Exercise requirements
Across the entries below, how many lines include "Pistol"? Give the number and nothing else.

The records
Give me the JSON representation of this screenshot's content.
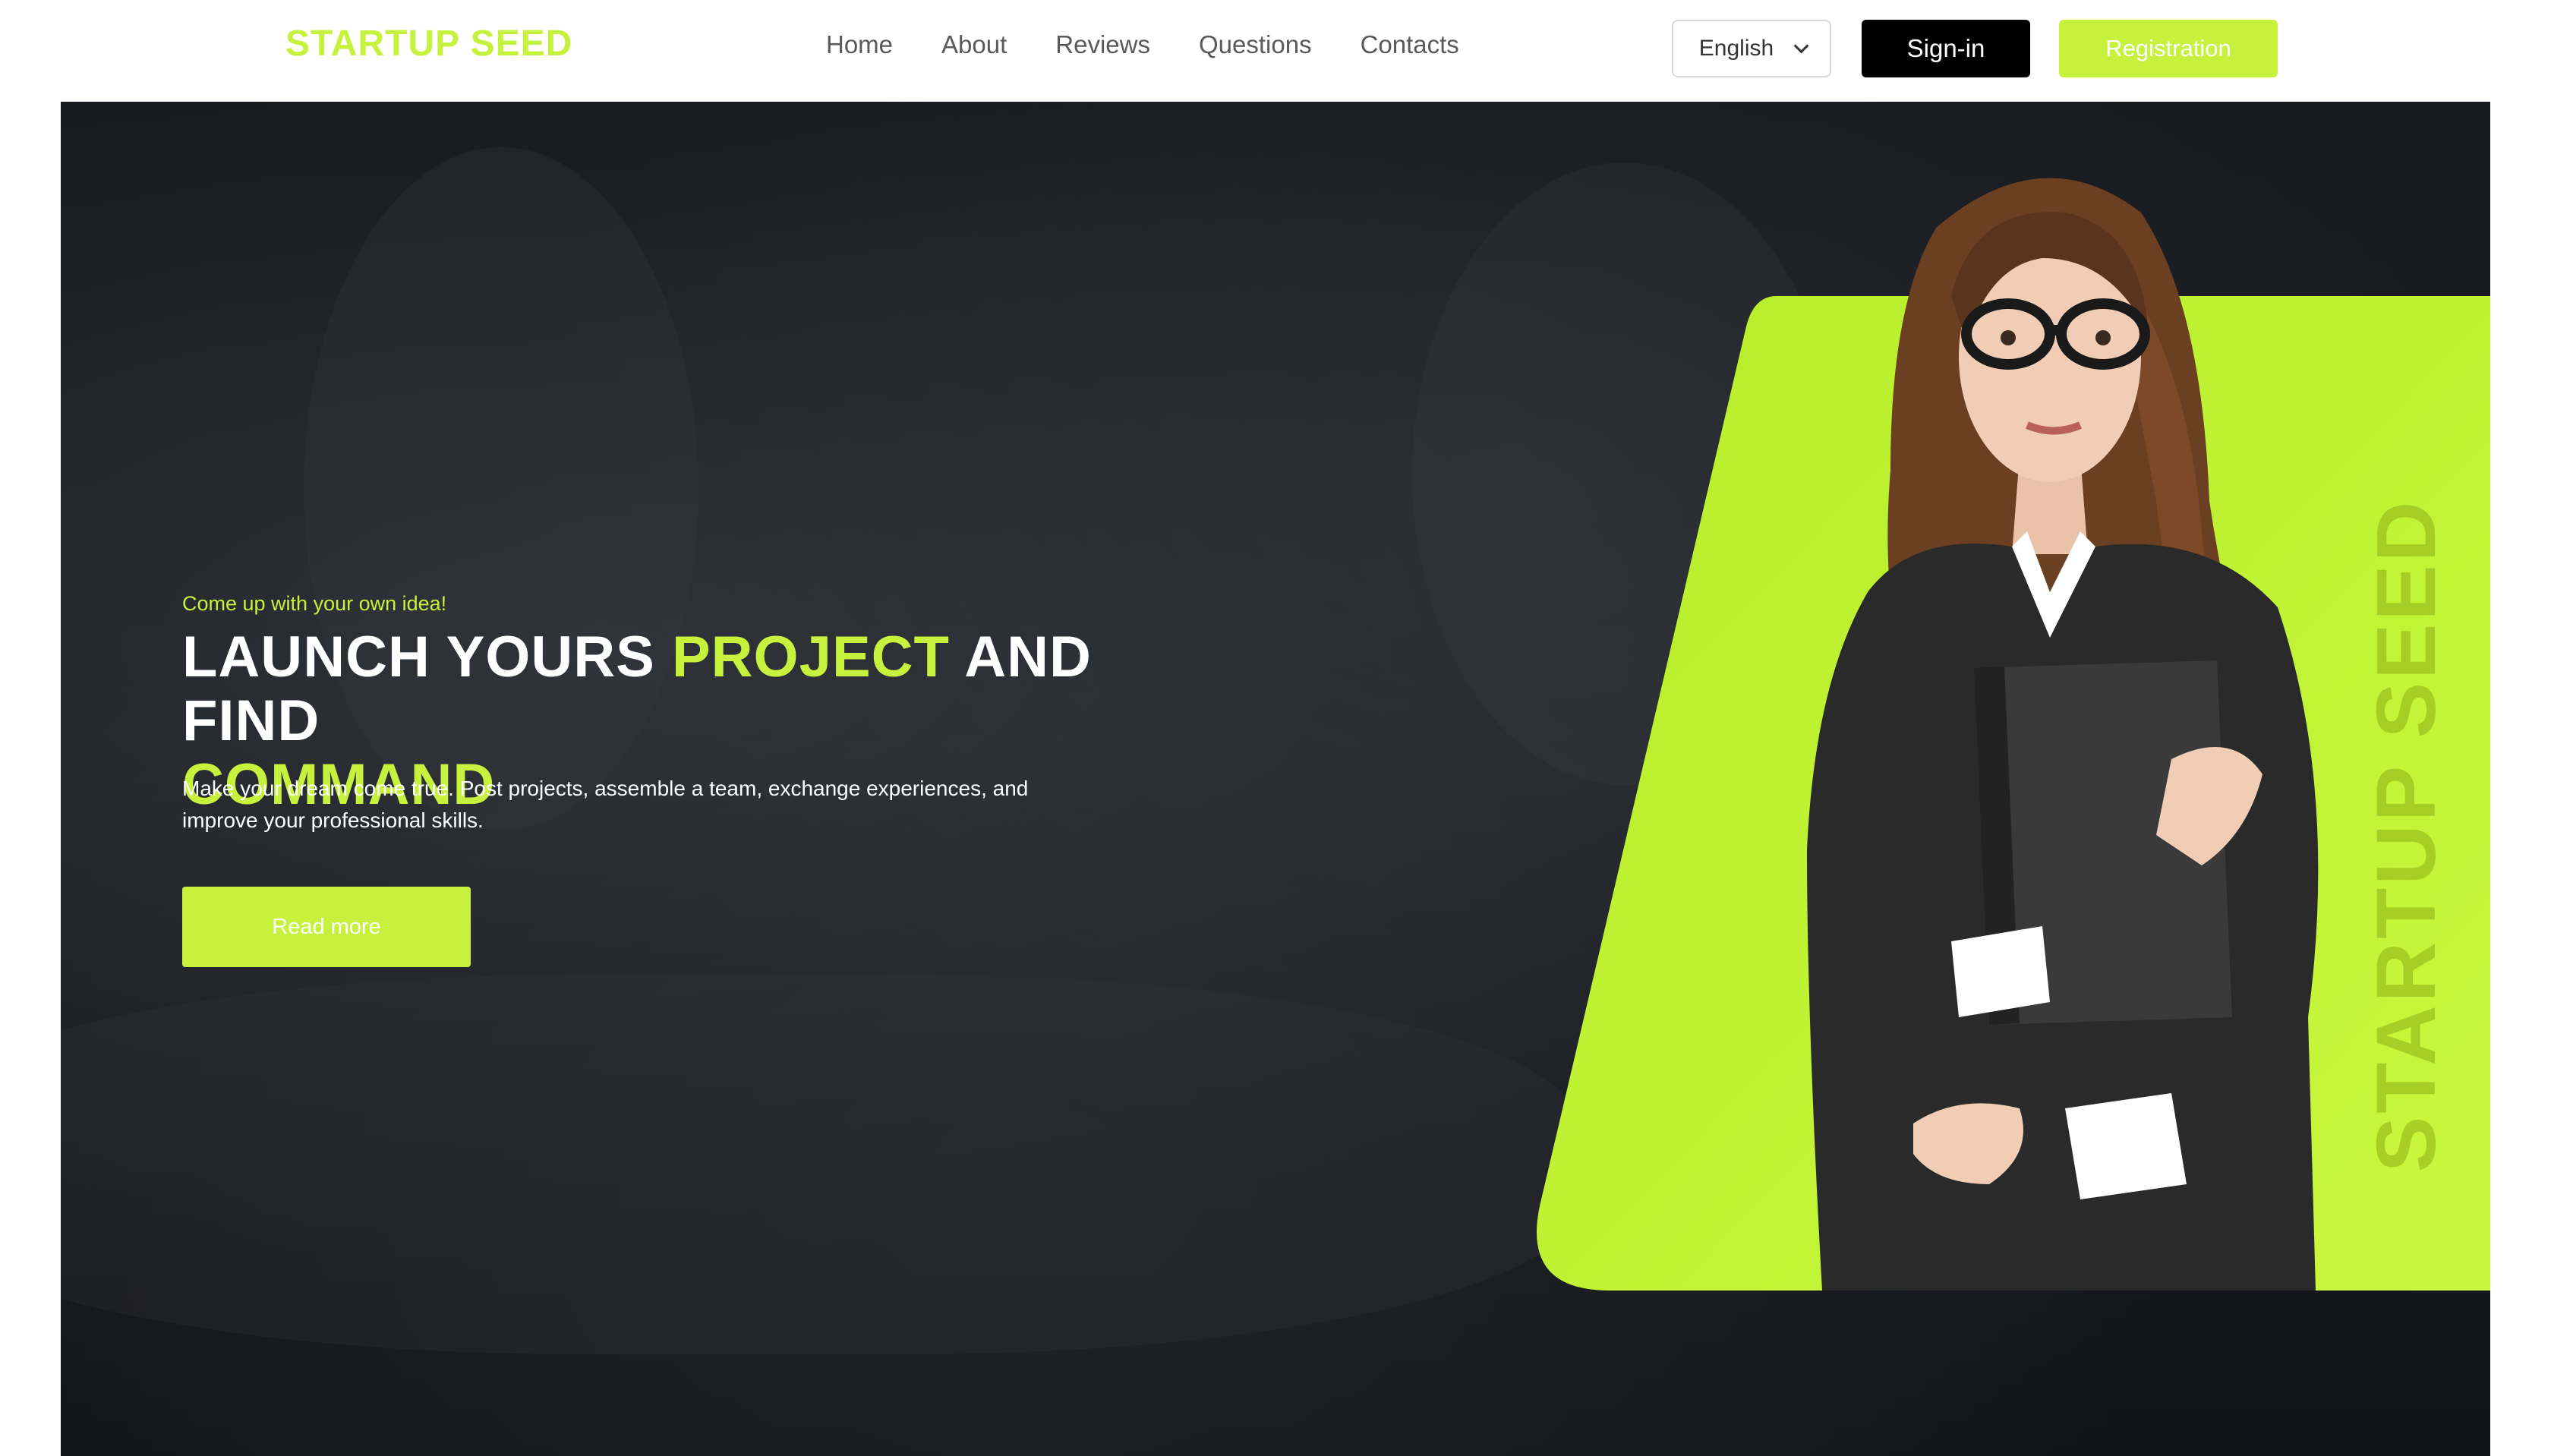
{
  "header": {
    "logo": "STARTUP SEED",
    "nav": [
      "Home",
      "About",
      "Reviews",
      "Questions",
      "Contacts"
    ],
    "language": "English",
    "signin_label": "Sign-in",
    "registration_label": "Registration"
  },
  "hero": {
    "tagline": "Come up with your own idea!",
    "headline_part1": "LAUNCH YOURS ",
    "headline_highlight1": "PROJECT",
    "headline_part2": " AND FIND ",
    "headline_highlight2": "COMMAND",
    "description": "Make your dream come true. Post projects, assemble a team, exchange experiences, and improve your professional skills.",
    "read_more_label": "Read more",
    "vertical_brand": "STARTUP SEED"
  },
  "colors": {
    "accent": "#c6f13c",
    "dark_bg": "#16191d",
    "signin_bg": "#000000"
  },
  "icons": {
    "language_dropdown": "chevron-down-icon"
  }
}
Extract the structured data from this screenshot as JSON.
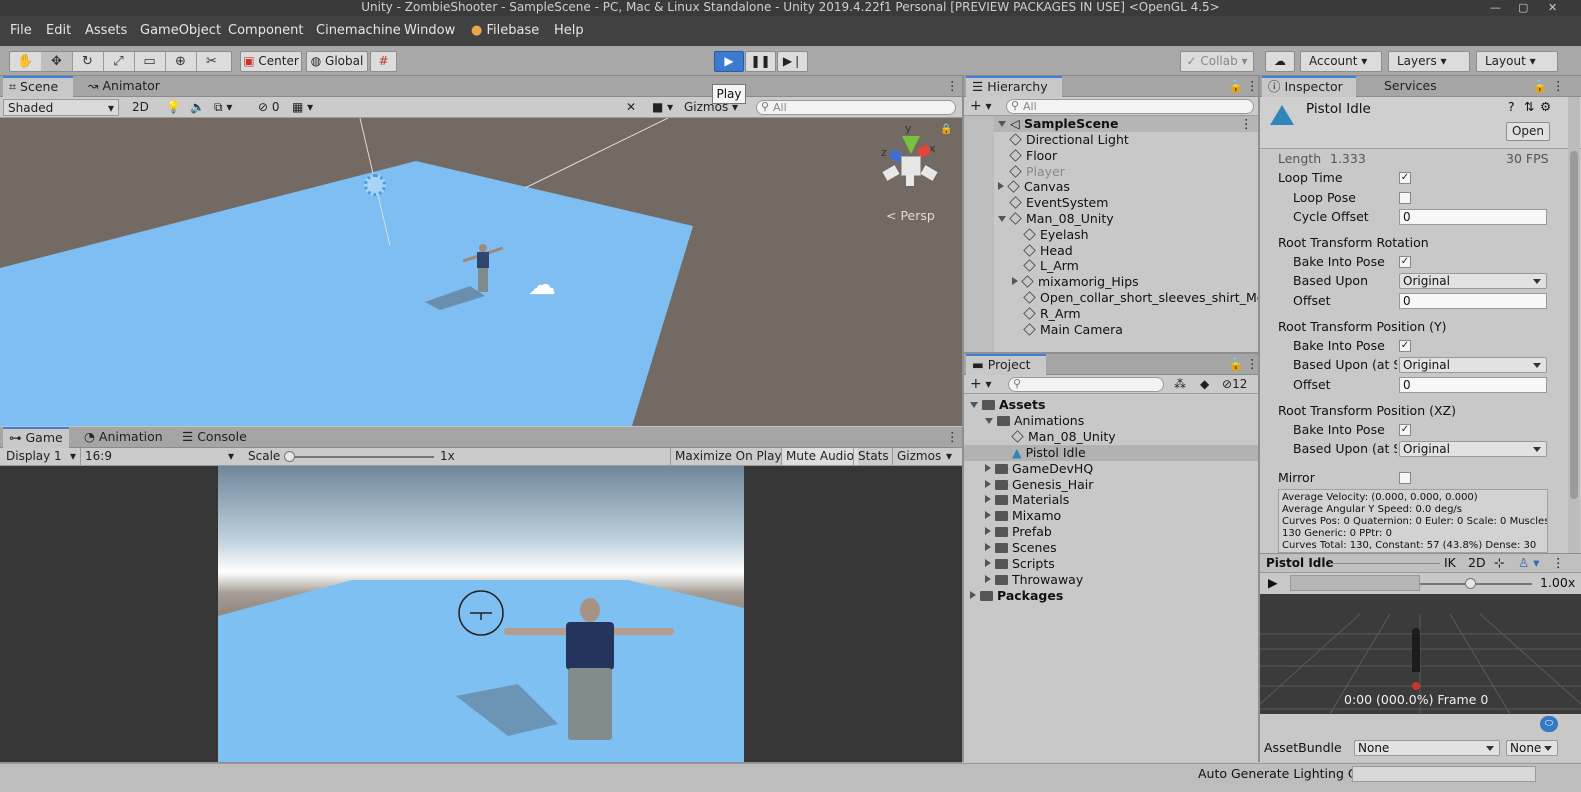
{
  "window": {
    "title": "Unity - ZombieShooter - SampleScene - PC, Mac & Linux Standalone - Unity 2019.4.22f1 Personal [PREVIEW PACKAGES IN USE] <OpenGL 4.5>"
  },
  "menu": [
    "File",
    "Edit",
    "Assets",
    "GameObject",
    "Component",
    "Cinemachine",
    "Window",
    "Filebase",
    "Help"
  ],
  "toolbar": {
    "pivot": "Center",
    "space": "Global",
    "tooltip": "Play",
    "collab": "Collab",
    "account": "Account",
    "layers": "Layers",
    "layout": "Layout"
  },
  "scene": {
    "tabs": [
      "Scene",
      "Animator"
    ],
    "shading": "Shaded",
    "mode2d": "2D",
    "hidden_count": "0",
    "gizmos": "Gizmos",
    "search_placeholder": "All",
    "persp": "Persp",
    "axes": {
      "x": "x",
      "y": "y",
      "z": "z"
    }
  },
  "game": {
    "tabs": [
      "Game",
      "Animation",
      "Console"
    ],
    "display": "Display 1",
    "aspect": "16:9",
    "scale_label": "Scale",
    "scale_value": "1x",
    "buttons": [
      "Maximize On Play",
      "Mute Audio",
      "Stats",
      "Gizmos"
    ]
  },
  "hierarchy": {
    "title": "Hierarchy",
    "search_placeholder": "All",
    "scene_name": "SampleScene",
    "items": [
      {
        "label": "Directional Light",
        "indent": 1,
        "arrow": ""
      },
      {
        "label": "Floor",
        "indent": 1,
        "arrow": ""
      },
      {
        "label": "Player",
        "indent": 1,
        "arrow": "",
        "disabled": true
      },
      {
        "label": "Canvas",
        "indent": 1,
        "arrow": "r"
      },
      {
        "label": "EventSystem",
        "indent": 1,
        "arrow": ""
      },
      {
        "label": "Man_08_Unity",
        "indent": 1,
        "arrow": "d"
      },
      {
        "label": "Eyelash",
        "indent": 2,
        "arrow": ""
      },
      {
        "label": "Head",
        "indent": 2,
        "arrow": ""
      },
      {
        "label": "L_Arm",
        "indent": 2,
        "arrow": ""
      },
      {
        "label": "mixamorig_Hips",
        "indent": 2,
        "arrow": "r"
      },
      {
        "label": "Open_collar_short_sleeves_shirt_Mer",
        "indent": 2,
        "arrow": ""
      },
      {
        "label": "R_Arm",
        "indent": 2,
        "arrow": ""
      },
      {
        "label": "Main Camera",
        "indent": 2,
        "arrow": ""
      }
    ]
  },
  "project": {
    "title": "Project",
    "hidden_count": "12",
    "items": [
      {
        "label": "Assets",
        "indent": 0,
        "arrow": "d",
        "bold": true
      },
      {
        "label": "Animations",
        "indent": 1,
        "arrow": "d"
      },
      {
        "label": "Man_08_Unity",
        "indent": 2,
        "arrow": "",
        "type": "model"
      },
      {
        "label": "Pistol Idle",
        "indent": 2,
        "arrow": "",
        "type": "clip",
        "selected": true
      },
      {
        "label": "GameDevHQ",
        "indent": 1,
        "arrow": "r"
      },
      {
        "label": "Genesis_Hair",
        "indent": 1,
        "arrow": "r"
      },
      {
        "label": "Materials",
        "indent": 1,
        "arrow": "r"
      },
      {
        "label": "Mixamo",
        "indent": 1,
        "arrow": "r"
      },
      {
        "label": "Prefab",
        "indent": 1,
        "arrow": "r"
      },
      {
        "label": "Scenes",
        "indent": 1,
        "arrow": "r"
      },
      {
        "label": "Scripts",
        "indent": 1,
        "arrow": "r"
      },
      {
        "label": "Throwaway",
        "indent": 1,
        "arrow": "r"
      },
      {
        "label": "Packages",
        "indent": 0,
        "arrow": "r",
        "bold": true
      }
    ]
  },
  "inspector": {
    "tabs": [
      "Inspector",
      "Services"
    ],
    "asset_name": "Pistol Idle",
    "open_label": "Open",
    "length_label": "Length",
    "length_value": "1.333",
    "fps": "30 FPS",
    "loop_time": "Loop Time",
    "loop_pose": "Loop Pose",
    "cycle_offset": "Cycle Offset",
    "cycle_offset_value": "0",
    "rot_header": "Root Transform Rotation",
    "bake_into_pose": "Bake Into Pose",
    "based_upon": "Based Upon",
    "based_upon_start": "Based Upon (at Sta",
    "original": "Original",
    "offset": "Offset",
    "offset_value": "0",
    "posy_header": "Root Transform Position (Y)",
    "posxz_header": "Root Transform Position (XZ)",
    "mirror": "Mirror",
    "info_lines": [
      "Average Velocity: (0.000, 0.000, 0.000)",
      "Average Angular Y Speed: 0.0 deg/s",
      "Curves Pos: 0 Quaternion: 0 Euler: 0 Scale: 0 Muscles:",
      "130 Generic: 0 PPtr: 0",
      "Curves Total: 130, Constant: 57 (43.8%) Dense: 30"
    ],
    "preview_title": "Pistol Idle",
    "preview_ik": "IK",
    "preview_2d": "2D",
    "preview_speed": "1.00x",
    "preview_status": "0:00 (000.0%) Frame 0",
    "assetbundle_label": "AssetBundle",
    "assetbundle_value": "None",
    "assetbundle_variant": "None"
  },
  "status": {
    "text": "Auto Generate Lighting Off"
  }
}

Answer below
3